  • Dirty clothing should be secured in a plastic bag and cleaned as soon as possible. The inside of vehicles should be kept clean.
  • Biosecurity recommendations apply to farmers, farm employees, any weekend help, visitors and delivery people.
  • Request that any person who has visited a live bird market or has visited an avian influenza infected region wait for at least two weeks prior to entering your barn without having any additional contact with swine or poultry in that two week period. Live bird markets include auction markets and ethnic markets were consumers view birds live before purchasing the carcass.


  • Do not sell eggs or birds on-farm. Direct egg and bird sales will only increase traffic on your farm. This includes selling, buying, or trading "spiking roosters".
  • Ensure you implement effective biosecurity measures when visiting high traffic sites such as abattoirs, poultry shows and sales, and live bird markets (where the live bird is viewed before it is butchered).
  • Barn staff must be aware that hunting wild fowl, visiting zoos or wildlife reserves or visiting locations where backyard flocks are present are risky activities. It is important that appropriate biosecurity measures are taken prior to returning to the barn after participating in these activities.
  • Barn staff should not have a back yard flock or swine herd at their own home.
  • If your birds have access to an outdoor range or exercise yard, be especially vigilant during the fall migration of wild waterfowl.  It is important to have a veterinarian examine any unusual mortality or decrease in production that occurs during this time.

Additional Resources
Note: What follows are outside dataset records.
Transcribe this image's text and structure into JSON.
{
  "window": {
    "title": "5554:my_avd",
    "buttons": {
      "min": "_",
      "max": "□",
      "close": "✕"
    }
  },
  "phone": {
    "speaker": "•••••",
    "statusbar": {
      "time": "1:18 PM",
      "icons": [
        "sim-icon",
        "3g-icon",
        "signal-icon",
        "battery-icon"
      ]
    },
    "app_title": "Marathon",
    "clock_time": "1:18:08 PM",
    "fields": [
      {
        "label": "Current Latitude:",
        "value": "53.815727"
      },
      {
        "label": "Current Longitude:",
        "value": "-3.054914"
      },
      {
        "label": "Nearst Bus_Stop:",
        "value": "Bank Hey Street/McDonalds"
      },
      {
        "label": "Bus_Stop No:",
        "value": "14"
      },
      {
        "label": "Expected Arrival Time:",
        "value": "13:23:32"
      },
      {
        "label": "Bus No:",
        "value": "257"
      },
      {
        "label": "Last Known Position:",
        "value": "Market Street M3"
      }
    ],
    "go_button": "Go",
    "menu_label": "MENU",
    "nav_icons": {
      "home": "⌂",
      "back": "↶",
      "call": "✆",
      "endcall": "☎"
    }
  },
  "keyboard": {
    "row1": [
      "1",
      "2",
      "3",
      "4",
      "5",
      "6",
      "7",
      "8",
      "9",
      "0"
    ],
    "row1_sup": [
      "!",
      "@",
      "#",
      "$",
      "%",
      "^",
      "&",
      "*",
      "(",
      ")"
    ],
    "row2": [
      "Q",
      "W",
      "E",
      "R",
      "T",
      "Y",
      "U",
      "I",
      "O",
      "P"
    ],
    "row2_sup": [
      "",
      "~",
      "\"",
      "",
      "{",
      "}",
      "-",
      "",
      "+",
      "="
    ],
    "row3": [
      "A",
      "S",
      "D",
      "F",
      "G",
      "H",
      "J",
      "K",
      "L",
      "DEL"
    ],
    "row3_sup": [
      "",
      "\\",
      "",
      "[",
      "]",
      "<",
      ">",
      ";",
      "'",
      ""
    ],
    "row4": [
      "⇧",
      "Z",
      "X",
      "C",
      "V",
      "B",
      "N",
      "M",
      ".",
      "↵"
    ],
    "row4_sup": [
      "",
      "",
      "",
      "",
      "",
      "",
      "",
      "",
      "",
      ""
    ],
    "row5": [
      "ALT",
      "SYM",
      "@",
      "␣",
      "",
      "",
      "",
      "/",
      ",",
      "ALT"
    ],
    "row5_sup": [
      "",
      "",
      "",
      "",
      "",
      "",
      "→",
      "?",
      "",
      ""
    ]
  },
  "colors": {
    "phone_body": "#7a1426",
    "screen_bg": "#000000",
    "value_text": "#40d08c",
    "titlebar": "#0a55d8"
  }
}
For more information, or if you suspect any animal health related concerns, please contact the Chief Veterinary Office or call 204-945-7663 in Winnipeg.